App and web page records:
──────

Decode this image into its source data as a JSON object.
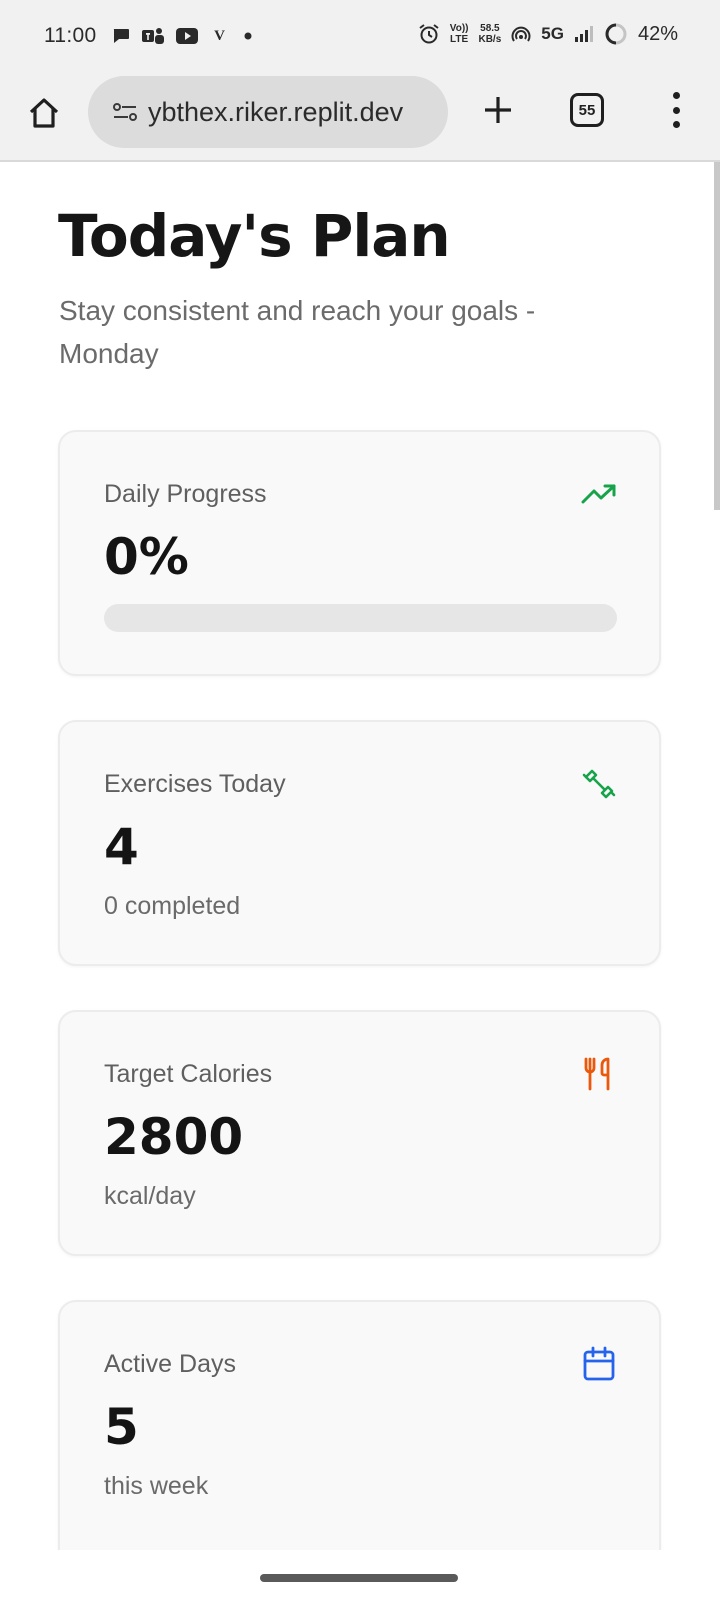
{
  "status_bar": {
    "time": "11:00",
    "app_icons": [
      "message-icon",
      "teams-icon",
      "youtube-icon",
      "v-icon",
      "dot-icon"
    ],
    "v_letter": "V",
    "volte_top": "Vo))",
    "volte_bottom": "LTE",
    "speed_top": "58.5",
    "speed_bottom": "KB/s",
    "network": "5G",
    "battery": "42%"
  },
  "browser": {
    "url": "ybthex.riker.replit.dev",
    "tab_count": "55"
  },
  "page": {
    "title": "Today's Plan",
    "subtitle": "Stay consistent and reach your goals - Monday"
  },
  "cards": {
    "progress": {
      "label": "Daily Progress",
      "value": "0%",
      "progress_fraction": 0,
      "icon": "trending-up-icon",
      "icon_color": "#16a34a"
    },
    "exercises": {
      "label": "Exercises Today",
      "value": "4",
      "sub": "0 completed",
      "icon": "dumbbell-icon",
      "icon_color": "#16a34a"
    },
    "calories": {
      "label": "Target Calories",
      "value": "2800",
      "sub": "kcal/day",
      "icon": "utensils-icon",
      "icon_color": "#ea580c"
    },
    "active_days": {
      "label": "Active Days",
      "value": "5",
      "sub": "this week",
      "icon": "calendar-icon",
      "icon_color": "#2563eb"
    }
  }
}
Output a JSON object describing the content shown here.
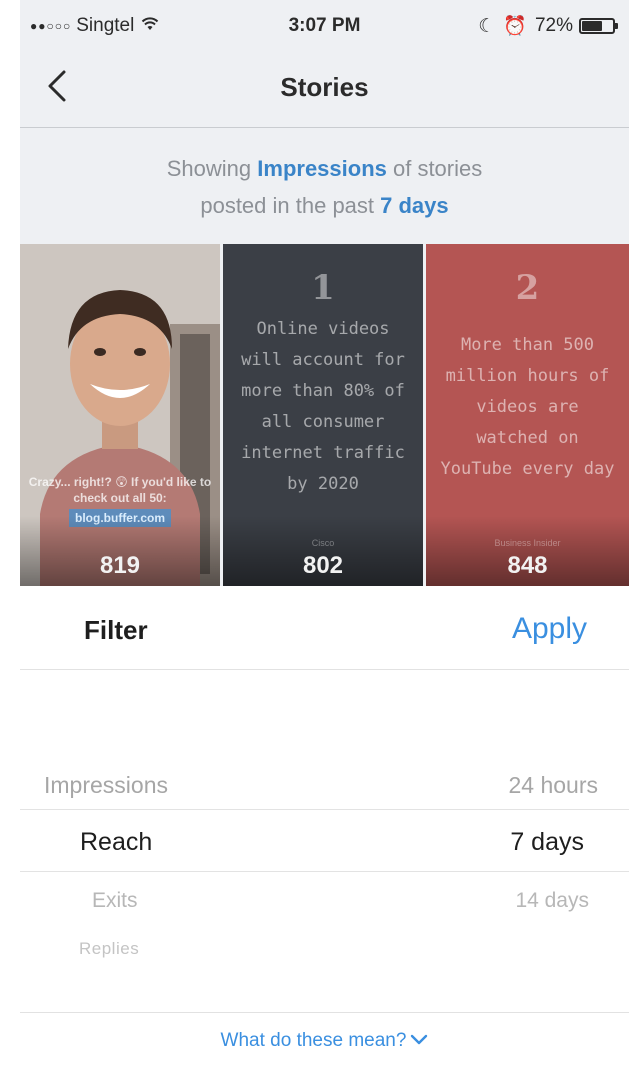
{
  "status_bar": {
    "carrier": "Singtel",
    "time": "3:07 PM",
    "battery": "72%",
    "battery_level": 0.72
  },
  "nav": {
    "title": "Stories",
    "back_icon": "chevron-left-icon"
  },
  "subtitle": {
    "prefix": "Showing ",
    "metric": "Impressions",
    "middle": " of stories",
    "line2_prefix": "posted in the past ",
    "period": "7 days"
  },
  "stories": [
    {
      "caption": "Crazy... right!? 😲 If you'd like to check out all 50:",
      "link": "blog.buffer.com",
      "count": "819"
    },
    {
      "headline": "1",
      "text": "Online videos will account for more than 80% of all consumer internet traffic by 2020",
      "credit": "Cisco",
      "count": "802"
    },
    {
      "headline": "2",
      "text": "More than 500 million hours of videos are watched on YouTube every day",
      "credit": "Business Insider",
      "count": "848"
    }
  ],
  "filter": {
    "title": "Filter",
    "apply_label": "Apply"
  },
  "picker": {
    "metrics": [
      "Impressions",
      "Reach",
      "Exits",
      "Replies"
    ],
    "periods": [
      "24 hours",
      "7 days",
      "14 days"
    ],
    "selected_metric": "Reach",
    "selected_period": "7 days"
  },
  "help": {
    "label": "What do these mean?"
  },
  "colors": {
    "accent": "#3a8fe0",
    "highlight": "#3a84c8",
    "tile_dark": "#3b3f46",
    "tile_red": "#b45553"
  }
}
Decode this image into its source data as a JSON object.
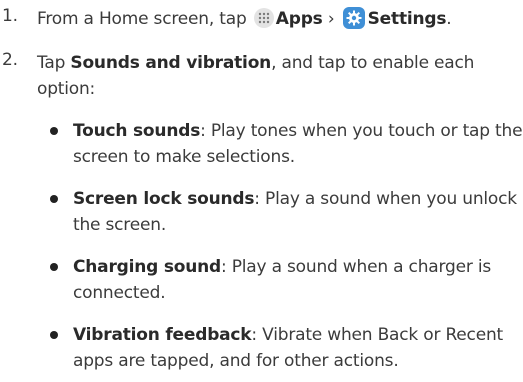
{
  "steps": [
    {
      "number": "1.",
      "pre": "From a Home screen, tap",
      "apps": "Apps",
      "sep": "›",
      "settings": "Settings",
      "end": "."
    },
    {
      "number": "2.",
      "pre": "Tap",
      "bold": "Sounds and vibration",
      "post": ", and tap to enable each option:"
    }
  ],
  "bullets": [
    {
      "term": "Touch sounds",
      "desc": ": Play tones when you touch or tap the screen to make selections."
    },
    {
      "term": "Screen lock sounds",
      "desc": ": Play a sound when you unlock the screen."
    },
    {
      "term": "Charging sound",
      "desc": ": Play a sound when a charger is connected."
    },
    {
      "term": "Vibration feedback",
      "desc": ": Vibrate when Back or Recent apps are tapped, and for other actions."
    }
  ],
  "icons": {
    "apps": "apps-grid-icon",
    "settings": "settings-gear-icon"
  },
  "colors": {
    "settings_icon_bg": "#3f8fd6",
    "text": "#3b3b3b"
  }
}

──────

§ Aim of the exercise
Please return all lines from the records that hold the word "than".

§ Answer for this exercise
      "text": "Online videos will account for more than 80% of all consumer internet traffic by 2020",
      "text": "More than 500 million hours of videos are watched on YouTube every day",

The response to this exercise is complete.